Element data from apps and pages:
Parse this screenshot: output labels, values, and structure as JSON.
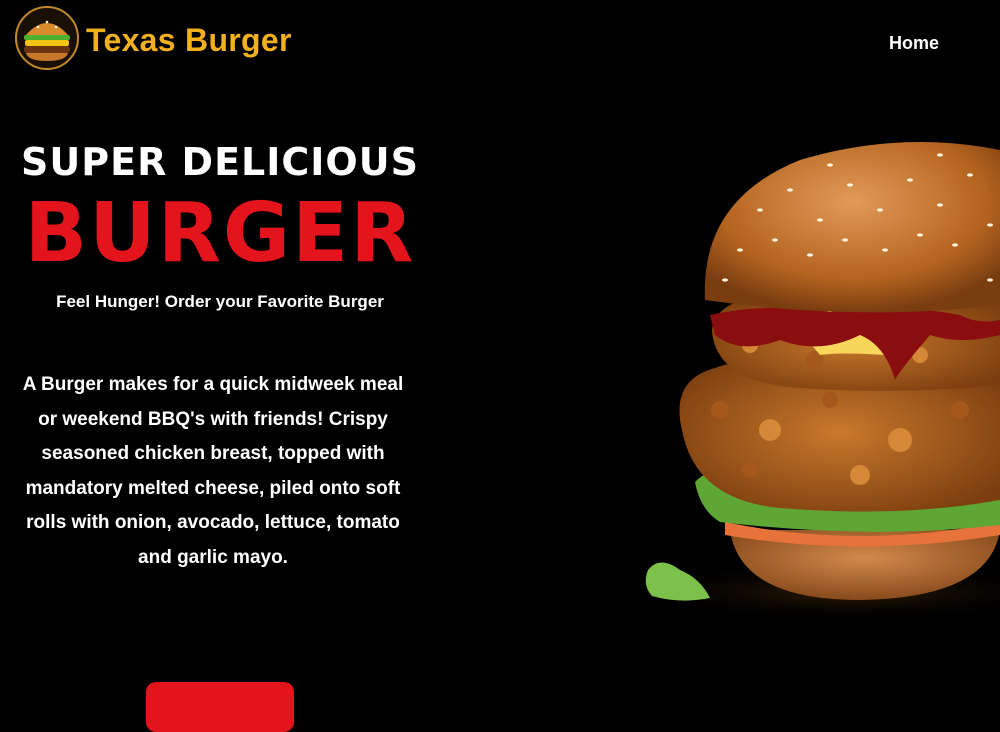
{
  "header": {
    "brand": "Texas Burger",
    "nav": {
      "home": "Home"
    }
  },
  "hero": {
    "headline_top": "SUPER DELICIOUS",
    "headline_main": "BURGER",
    "tagline": "Feel Hunger! Order your Favorite Burger",
    "description": "A Burger makes for a quick midweek meal or weekend BBQ's with friends! Crispy seasoned chicken breast, topped with mandatory melted cheese, piled onto soft rolls with onion, avocado, lettuce, tomato and garlic mayo.",
    "button_label": ""
  },
  "colors": {
    "background": "#000000",
    "brand": "#f2b01e",
    "accent": "#e4141c",
    "text": "#ffffff"
  },
  "icons": {
    "logo": "burger-logo-icon",
    "hero_image": "fried-chicken-burger-image"
  }
}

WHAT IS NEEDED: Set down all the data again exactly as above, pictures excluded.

EXERCISE OUTPUT:
Parse this screenshot: output labels, values, and structure as JSON.
{
  "header": {
    "brand": "Texas Burger",
    "nav": {
      "home": "Home"
    }
  },
  "hero": {
    "headline_top": "SUPER DELICIOUS",
    "headline_main": "BURGER",
    "tagline": "Feel Hunger! Order your Favorite Burger",
    "description": "A Burger makes for a quick midweek meal or weekend BBQ's with friends! Crispy seasoned chicken breast, topped with mandatory melted cheese, piled onto soft rolls with onion, avocado, lettuce, tomato and garlic mayo.",
    "button_label": ""
  },
  "colors": {
    "background": "#000000",
    "brand": "#f2b01e",
    "accent": "#e4141c",
    "text": "#ffffff"
  },
  "icons": {
    "logo": "burger-logo-icon",
    "hero_image": "fried-chicken-burger-image"
  }
}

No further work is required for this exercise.